Considered one of the greatest players of football’s Victorian era, Nick Ross captained Everton through the inaugural Football League season. His time at Goodison was brief and seemingly unhappy, but he is worthy of recognition as one of football’s first genuine legends.
Born in Edinburgh, Ross was part of the first generation of Scots to play football and started out aged 12 with Edinburgh Rovers, one of the country’s first teams. Later he played for Hibernian and Heart of Midlothian, whom he captained aged 20.
Ross came to England in 1883 as part of Preston manager William Suddell’s Scottish recruitment drive, which saw many of the best players drawn to England by the promise of financial incentives. These were, of course, illegal until the Football Association gave in to professionalism in 1885. But Preston’s willingness to make under the table payments gave them a head start, allowing them to assemble the best team in the land.

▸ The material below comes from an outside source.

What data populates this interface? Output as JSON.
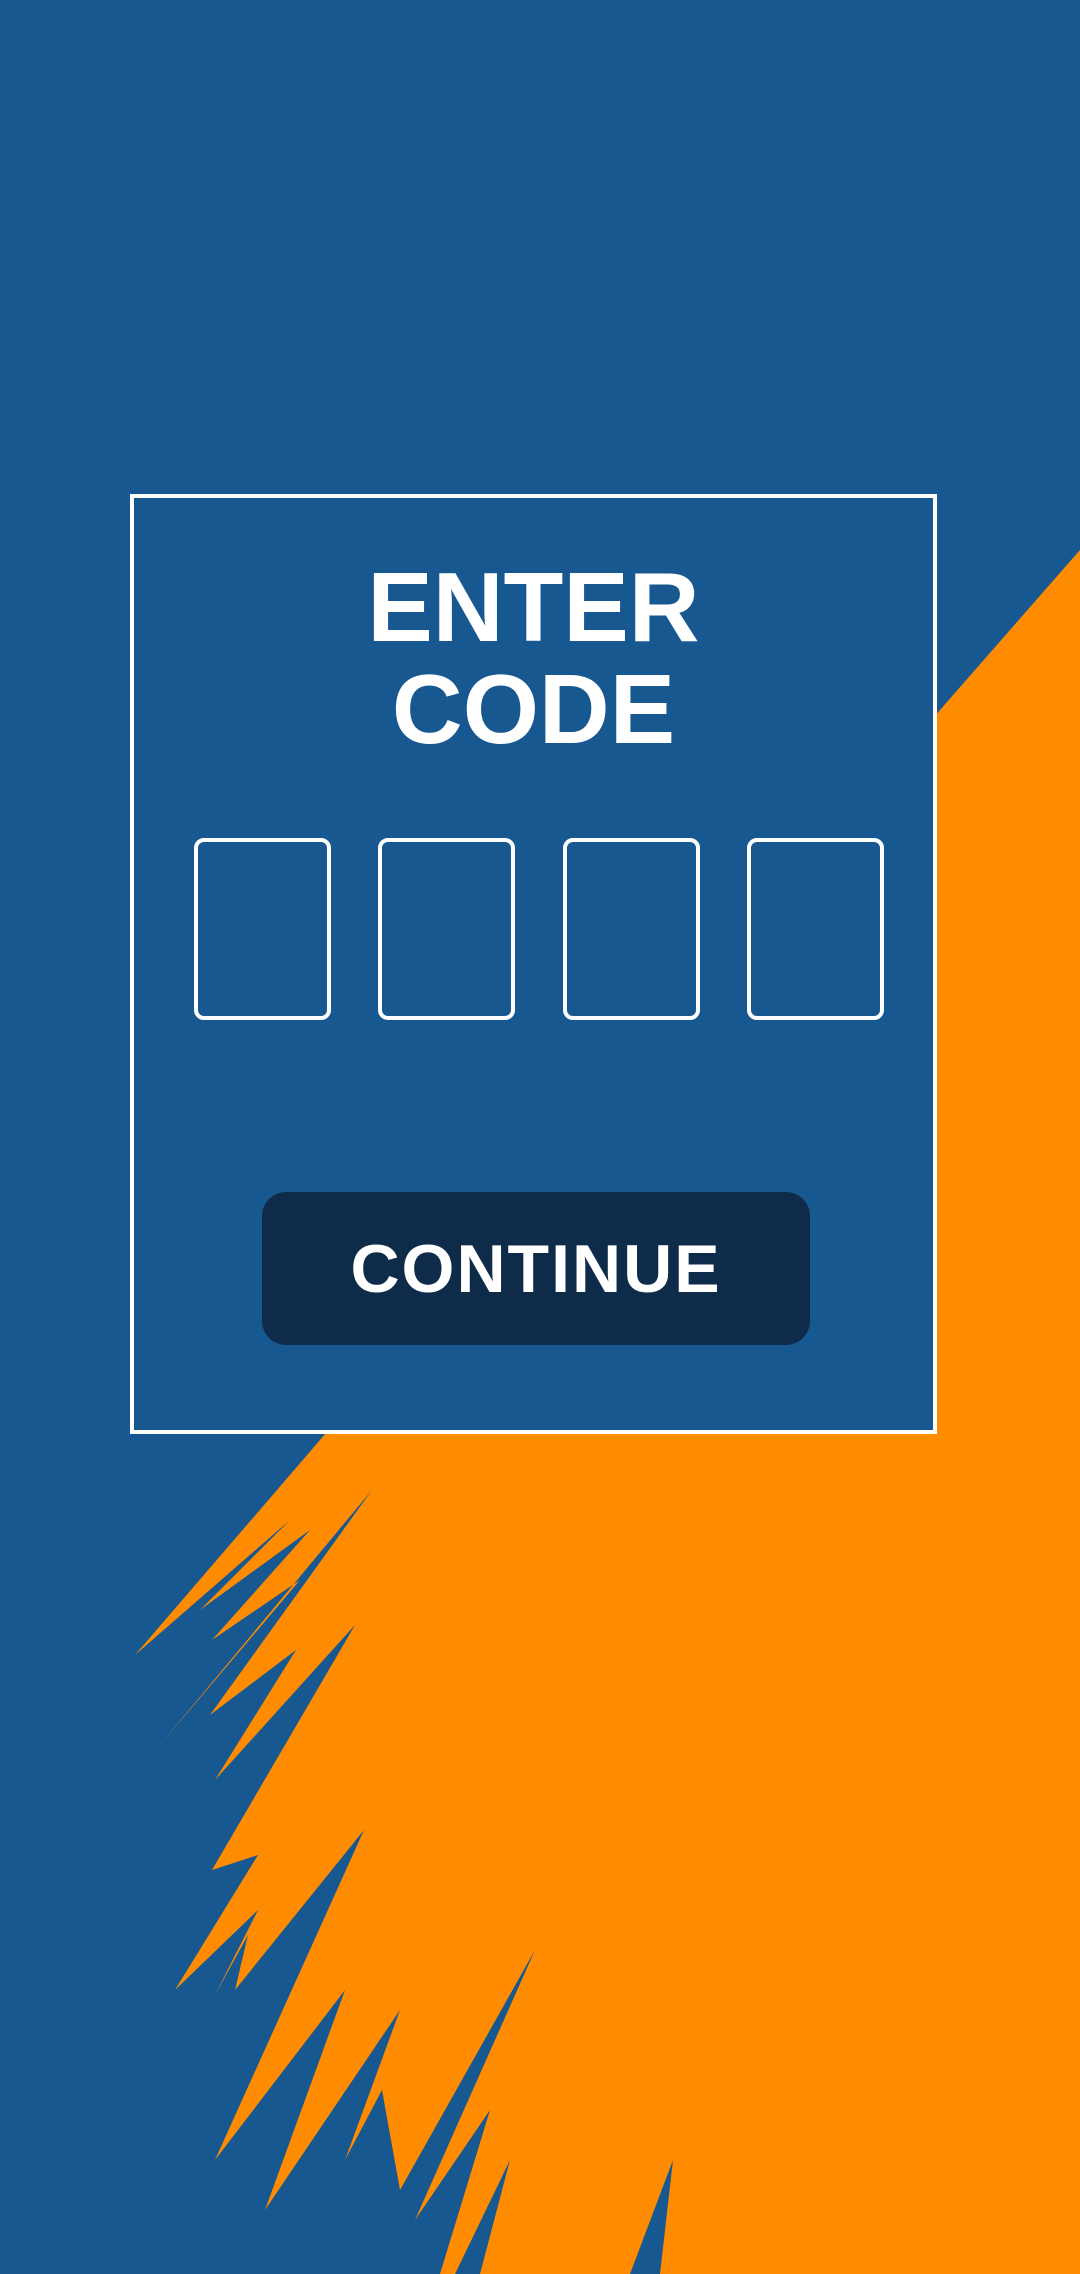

Ross’s greatness was immediately apparent. ‘If one were asked to name three of the greatest full-backs that ever graced the Association game, one would be compelled to include the late Nicholas J. Ross as one of the illustrious three,’ wrote William Gibson and Alfred Pickford in 1906. ‘Nick Ross could kick artistically – and otherwise; he could “place” the ball beautifully to his comrades; he could take care of himself in a charge; he rarely came second best out of a scrimmage, but it was not all nor any of these qualities that made him a man in a million. Ross was probably the best full-back that ever lived, because he knew everything that a back ought to know, but because he had the faculty of winning matches. He possessed the indefinable something, that magic quality which, for lack of a better word, we call genius.’
Opposing wingers seemed to fall apart when faced by Ross. If they tried to go around him they would lose the ball or be forced into touch. If they tried to pass to another player, Ross would anticipate the movement and intercept. He was neither tall nor particularly thin, but seemed a dapper, elegant figure on the field. He was aware of his abilities, but never egotistical.

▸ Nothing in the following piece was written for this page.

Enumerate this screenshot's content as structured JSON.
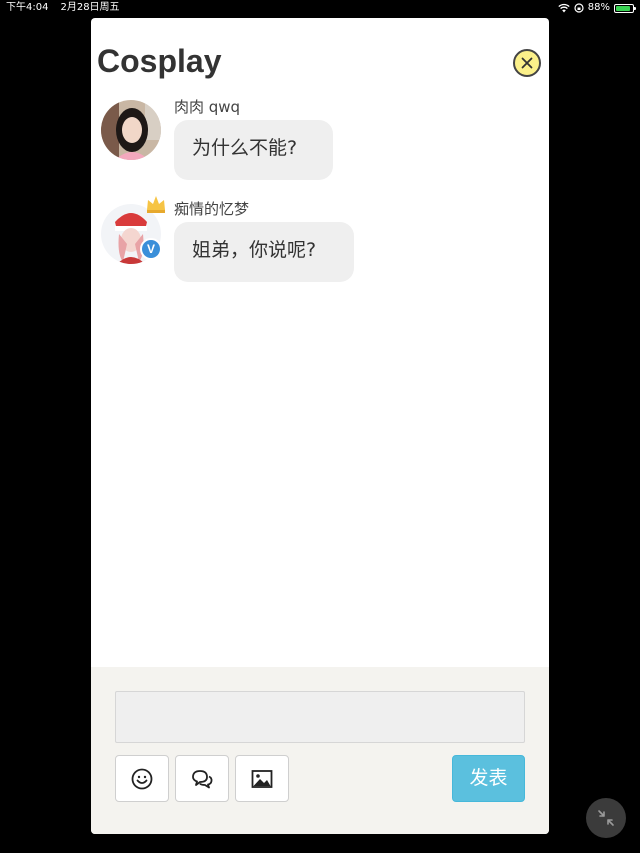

‘He was supposed to play back – and he did – but as a matter of fact he played practically everywhere,’ wrote Gibson and Pickford. ‘He was quick to discern not only the weakness of his own side, but also the weaknesses of his opponents… In actual play… he seemed like a man possessed, yet in spite of all his fire, all his dash, all his activity, he always remained cool in an emergency, collected in a scrimmage, calm in the wild whirl that often sends twenty-two strenuous men wild with excitement.’
Ross joined Everton on the eve of the inaugural Football League season in 1888. He represented a fine bargain, with the club’s management committee paying just £17 10/- to secure his services – which equated to his summer wages at Preston. He was paid £10 per month – a substantial amount at a time when Everton’s annual turnover was only £2,251 – but such incentives were necessary to lure one of the finest players of the era.
Everton, however, were no Preston and in some respects had represented a surprise addition to the Football League. Throughout this debut league season they struggled to find their rhythm and Ross, who also filled in as an auxiliary centre forward on occasion, at times seemed like a luxury.
There was also a sense that Ross, as captain, was treated badly by Everton’s management committee. A letter to The Liverpool Courier in February 1889 recalled an incident prior to the game against West Bromwich Albion at Anfield. The opposing captain complained about the condition of the ball and asked Ross to request a new one, but when he did was publicly rebuked by a member of the committee. ‘Such treatment of a first class player is sufficient to cause him to be most careful in giving him content to play for the Everton club,’ noted the correspondent.
Worse still for Ross, he attracted the opprobrium of some ‘so-called supporters’ and was subjected to ‘threats and foul abuse’ according to the Everton Executive. As the season drew to a disappointing conclusion they were forced to issue a public statement of confidence in their star player and declared anyone guilty of ‘hooting or mobbing’ players and referees to be ‘enemies’ of the club.
Ross, however, had evidently had enough of Everton’s fickle fans and at the end of the season rejoined Preston. He had missed their ‘Invincibles’ season when they won the league and FA Cup double without losing a game, but trophies were not far away. Indeed if it was revenge he sought after his unhappy year at Anfield, he soon got it as the Lilywhites pipped his former club to the 1889/90 title by just two points. Twice in the subsequent two seasons he finished a league runner up. In March 1893 Everton were to end Preston’s FA Cup ambitions, beating them in the semi final after two replays.
This was to be Nick Ross’s last stab at glory. The following year he took ill with tuberculosis – an often lethal condition in the Victorian era – and died, aged just 29. ‘He had the dual temperament of fire and water,’ recalled Gibson and Pickford. ‘His flame never danced and flickered; it glowed steadily and lit up all the scene.